> Exercise brief: Give the entries again, precisely as they were written.

> Given information:
——

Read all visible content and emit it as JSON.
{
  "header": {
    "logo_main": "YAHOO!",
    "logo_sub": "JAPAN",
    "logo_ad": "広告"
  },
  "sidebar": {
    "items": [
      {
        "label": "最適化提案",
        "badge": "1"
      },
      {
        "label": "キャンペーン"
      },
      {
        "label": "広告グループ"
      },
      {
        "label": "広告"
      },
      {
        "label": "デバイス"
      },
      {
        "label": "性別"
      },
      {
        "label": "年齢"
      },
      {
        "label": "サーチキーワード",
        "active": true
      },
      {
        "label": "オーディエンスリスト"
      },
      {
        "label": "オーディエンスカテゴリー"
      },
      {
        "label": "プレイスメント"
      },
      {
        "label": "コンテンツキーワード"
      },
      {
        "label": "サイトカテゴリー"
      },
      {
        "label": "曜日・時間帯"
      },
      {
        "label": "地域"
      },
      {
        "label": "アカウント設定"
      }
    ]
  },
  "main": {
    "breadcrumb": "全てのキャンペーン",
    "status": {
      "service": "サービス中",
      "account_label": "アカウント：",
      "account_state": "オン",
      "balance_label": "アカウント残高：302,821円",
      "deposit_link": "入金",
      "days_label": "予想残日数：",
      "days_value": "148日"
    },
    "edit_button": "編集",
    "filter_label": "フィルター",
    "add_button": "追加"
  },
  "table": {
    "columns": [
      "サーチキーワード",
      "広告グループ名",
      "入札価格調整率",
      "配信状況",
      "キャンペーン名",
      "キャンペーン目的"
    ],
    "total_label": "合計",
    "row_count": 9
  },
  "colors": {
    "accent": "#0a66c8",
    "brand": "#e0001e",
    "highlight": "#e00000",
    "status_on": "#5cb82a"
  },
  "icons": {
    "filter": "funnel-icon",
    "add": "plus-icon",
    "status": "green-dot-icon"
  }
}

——

> Result for this exercise:
Read all visible content and emit it as JSON.
{
  "header": {
    "logo_main": "YAHOO!",
    "logo_sub": "JAPAN",
    "logo_ad": "広告"
  },
  "sidebar": {
    "items": [
      {
        "label": "最適化提案",
        "badge": "1"
      },
      {
        "label": "キャンペーン"
      },
      {
        "label": "広告グループ"
      },
      {
        "label": "広告"
      },
      {
        "label": "デバイス"
      },
      {
        "label": "性別"
      },
      {
        "label": "年齢"
      },
      {
        "label": "サーチキーワード",
        "active": true
      },
      {
        "label": "オーディエンスリスト"
      },
      {
        "label": "オーディエンスカテゴリー"
      },
      {
        "label": "プレイスメント"
      },
      {
        "label": "コンテンツキーワード"
      },
      {
        "label": "サイトカテゴリー"
      },
      {
        "label": "曜日・時間帯"
      },
      {
        "label": "地域"
      },
      {
        "label": "アカウント設定"
      }
    ]
  },
  "main": {
    "breadcrumb": "全てのキャンペーン",
    "status": {
      "service": "サービス中",
      "account_label": "アカウント：",
      "account_state": "オン",
      "balance_label": "アカウント残高：302,821円",
      "deposit_link": "入金",
      "days_label": "予想残日数：",
      "days_value": "148日"
    },
    "edit_button": "編集",
    "filter_label": "フィルター",
    "add_button": "追加"
  },
  "table": {
    "columns": [
      "サーチキーワード",
      "広告グループ名",
      "入札価格調整率",
      "配信状況",
      "キャンペーン名",
      "キャンペーン目的"
    ],
    "total_label": "合計",
    "row_count": 9
  },
  "colors": {
    "accent": "#0a66c8",
    "brand": "#e0001e",
    "highlight": "#e00000",
    "status_on": "#5cb82a"
  },
  "icons": {
    "filter": "funnel-icon",
    "add": "plus-icon",
    "status": "green-dot-icon"
  }
}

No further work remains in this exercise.